+++ Record excerpts +++

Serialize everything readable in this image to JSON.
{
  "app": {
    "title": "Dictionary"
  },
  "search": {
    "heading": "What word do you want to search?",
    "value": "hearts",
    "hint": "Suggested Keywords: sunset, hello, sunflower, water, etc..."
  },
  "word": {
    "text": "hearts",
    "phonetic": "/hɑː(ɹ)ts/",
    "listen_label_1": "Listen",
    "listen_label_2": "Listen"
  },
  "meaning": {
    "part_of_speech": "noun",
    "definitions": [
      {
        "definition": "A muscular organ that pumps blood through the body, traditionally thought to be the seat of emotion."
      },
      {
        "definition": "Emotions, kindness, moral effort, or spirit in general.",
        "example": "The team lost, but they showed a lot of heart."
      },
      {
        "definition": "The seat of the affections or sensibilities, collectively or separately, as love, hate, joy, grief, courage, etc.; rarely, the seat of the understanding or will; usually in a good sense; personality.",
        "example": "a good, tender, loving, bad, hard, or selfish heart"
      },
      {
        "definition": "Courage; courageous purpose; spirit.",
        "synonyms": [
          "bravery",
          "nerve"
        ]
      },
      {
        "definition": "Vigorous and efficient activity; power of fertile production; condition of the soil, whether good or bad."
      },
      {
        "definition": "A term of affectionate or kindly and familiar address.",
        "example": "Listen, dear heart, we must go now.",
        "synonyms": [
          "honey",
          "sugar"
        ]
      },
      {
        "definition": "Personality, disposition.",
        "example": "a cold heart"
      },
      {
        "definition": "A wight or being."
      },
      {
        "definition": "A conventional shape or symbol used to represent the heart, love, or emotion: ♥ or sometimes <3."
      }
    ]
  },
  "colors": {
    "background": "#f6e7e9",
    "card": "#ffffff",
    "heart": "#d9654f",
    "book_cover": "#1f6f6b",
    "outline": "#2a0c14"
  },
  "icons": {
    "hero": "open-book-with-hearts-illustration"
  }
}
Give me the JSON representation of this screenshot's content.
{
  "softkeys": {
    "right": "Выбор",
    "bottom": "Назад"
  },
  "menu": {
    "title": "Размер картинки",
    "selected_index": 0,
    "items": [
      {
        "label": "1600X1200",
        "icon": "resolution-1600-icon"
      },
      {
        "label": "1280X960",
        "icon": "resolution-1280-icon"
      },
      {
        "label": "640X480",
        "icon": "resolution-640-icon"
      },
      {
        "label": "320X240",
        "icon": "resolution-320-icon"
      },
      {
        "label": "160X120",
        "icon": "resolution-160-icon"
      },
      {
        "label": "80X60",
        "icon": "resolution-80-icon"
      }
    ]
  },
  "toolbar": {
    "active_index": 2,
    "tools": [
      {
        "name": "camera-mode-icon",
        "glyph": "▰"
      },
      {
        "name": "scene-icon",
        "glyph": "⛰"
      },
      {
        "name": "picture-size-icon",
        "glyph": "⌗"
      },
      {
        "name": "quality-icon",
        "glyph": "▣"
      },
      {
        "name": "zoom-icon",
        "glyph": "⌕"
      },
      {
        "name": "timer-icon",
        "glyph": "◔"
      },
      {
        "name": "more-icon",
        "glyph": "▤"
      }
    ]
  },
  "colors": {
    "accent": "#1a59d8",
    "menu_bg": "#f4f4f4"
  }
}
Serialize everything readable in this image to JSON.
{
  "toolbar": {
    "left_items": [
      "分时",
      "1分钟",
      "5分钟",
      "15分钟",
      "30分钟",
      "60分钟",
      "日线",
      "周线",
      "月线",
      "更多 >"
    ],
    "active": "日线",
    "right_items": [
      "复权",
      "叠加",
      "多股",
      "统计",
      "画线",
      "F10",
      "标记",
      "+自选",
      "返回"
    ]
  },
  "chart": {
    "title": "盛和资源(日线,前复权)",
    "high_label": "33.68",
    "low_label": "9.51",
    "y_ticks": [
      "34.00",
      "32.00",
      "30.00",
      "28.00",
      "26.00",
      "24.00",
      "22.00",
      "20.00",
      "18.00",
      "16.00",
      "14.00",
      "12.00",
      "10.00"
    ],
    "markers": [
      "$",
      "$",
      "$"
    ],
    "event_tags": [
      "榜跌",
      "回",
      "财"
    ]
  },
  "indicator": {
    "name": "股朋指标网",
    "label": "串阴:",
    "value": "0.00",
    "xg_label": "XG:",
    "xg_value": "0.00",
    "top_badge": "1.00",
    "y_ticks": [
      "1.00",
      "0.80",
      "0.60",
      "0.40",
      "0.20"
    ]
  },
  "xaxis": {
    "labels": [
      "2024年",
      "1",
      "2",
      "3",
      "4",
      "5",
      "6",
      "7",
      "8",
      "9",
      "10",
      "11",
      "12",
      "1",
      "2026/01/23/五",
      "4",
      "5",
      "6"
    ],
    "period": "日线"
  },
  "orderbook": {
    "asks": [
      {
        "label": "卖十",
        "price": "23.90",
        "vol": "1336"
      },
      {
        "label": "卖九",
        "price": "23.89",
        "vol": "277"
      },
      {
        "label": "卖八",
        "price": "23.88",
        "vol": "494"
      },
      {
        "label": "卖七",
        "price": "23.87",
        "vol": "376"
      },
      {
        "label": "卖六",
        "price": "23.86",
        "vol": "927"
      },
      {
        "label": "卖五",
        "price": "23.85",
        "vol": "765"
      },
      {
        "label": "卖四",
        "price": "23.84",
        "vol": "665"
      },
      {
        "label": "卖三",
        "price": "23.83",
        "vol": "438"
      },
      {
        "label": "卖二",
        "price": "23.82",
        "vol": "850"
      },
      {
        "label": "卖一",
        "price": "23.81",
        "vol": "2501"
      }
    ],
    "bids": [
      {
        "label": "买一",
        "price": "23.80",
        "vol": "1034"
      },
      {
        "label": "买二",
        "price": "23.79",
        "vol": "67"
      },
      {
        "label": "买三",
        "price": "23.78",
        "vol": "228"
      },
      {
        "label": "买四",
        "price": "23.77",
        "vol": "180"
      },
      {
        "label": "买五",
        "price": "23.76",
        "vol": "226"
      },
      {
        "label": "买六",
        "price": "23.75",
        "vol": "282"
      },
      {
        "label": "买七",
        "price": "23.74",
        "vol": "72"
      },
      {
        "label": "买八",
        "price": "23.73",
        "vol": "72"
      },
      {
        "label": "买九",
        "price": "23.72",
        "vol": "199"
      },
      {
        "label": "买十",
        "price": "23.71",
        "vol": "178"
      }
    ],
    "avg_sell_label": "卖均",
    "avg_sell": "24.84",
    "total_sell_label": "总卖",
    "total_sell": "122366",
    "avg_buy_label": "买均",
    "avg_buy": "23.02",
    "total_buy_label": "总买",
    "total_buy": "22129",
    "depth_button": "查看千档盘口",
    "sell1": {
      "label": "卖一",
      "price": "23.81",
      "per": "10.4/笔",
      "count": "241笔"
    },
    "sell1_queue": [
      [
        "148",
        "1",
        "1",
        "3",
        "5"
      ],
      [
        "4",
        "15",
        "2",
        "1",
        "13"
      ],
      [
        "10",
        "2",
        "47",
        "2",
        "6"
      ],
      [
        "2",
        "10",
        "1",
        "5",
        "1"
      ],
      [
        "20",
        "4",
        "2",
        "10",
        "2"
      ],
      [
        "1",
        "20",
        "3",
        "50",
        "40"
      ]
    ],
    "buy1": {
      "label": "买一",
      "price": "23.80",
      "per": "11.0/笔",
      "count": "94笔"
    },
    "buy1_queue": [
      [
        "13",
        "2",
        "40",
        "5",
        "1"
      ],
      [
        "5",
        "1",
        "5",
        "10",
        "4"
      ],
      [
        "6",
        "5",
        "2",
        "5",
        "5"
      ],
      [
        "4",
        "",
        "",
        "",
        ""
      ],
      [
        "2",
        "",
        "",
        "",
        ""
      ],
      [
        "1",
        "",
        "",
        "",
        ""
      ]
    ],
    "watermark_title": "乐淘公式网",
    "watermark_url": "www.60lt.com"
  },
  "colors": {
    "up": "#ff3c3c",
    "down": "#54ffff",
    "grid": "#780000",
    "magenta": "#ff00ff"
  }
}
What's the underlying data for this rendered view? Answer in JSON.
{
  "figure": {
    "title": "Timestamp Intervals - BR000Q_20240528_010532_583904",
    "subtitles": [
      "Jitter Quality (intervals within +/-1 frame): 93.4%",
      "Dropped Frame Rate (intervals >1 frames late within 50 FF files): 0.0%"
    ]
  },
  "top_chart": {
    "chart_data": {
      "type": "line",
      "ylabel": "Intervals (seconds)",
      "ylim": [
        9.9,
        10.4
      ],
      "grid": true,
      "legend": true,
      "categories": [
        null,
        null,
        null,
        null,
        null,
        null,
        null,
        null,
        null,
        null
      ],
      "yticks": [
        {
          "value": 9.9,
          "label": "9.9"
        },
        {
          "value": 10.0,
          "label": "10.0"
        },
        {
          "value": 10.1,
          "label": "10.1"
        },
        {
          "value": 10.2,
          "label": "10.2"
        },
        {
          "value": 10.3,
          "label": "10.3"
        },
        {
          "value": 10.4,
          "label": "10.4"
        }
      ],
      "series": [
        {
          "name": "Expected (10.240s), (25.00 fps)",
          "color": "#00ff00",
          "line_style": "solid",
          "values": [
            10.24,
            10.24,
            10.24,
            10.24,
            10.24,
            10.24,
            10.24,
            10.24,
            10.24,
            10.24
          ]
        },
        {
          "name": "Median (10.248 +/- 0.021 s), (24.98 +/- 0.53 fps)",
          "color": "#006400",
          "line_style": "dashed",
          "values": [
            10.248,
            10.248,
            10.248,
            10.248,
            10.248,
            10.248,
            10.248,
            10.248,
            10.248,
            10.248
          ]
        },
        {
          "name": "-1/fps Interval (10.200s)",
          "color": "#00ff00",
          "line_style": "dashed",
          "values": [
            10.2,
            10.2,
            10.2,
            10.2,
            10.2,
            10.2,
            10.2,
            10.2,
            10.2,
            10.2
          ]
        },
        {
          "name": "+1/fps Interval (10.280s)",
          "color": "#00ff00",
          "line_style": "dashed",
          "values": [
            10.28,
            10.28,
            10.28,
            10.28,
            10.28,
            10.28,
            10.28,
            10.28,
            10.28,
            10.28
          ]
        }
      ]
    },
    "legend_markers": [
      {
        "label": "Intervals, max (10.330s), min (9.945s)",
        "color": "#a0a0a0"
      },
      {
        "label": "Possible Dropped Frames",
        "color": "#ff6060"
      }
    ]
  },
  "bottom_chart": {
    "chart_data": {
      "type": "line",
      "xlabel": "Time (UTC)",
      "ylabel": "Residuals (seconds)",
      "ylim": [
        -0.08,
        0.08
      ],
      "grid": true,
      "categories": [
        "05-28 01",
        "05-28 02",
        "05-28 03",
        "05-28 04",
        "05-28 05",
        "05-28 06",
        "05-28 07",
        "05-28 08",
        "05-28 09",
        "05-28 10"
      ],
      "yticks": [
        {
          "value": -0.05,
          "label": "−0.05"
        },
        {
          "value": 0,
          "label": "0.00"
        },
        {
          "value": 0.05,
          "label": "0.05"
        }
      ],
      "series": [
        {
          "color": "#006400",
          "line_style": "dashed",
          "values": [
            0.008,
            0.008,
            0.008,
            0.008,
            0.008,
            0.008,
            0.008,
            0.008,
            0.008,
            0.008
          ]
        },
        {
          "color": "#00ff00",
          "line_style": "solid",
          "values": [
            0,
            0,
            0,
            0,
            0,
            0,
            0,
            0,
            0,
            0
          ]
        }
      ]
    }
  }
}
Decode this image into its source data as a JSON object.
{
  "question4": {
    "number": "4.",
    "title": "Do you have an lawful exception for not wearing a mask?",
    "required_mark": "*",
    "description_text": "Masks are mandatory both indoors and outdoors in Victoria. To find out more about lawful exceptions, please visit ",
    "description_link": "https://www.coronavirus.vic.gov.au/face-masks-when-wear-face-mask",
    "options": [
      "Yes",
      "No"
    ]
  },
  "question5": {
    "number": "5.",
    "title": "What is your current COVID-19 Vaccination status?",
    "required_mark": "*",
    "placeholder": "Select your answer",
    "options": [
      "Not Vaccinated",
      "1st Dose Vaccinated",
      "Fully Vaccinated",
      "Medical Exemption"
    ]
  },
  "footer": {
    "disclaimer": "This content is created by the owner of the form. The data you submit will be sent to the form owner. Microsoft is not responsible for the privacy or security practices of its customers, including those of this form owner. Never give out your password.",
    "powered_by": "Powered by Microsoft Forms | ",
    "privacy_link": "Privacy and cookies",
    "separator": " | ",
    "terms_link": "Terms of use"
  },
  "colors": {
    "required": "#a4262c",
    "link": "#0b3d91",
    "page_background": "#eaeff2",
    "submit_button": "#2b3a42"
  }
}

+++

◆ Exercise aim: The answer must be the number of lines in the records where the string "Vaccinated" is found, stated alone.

◆ Final answer: 3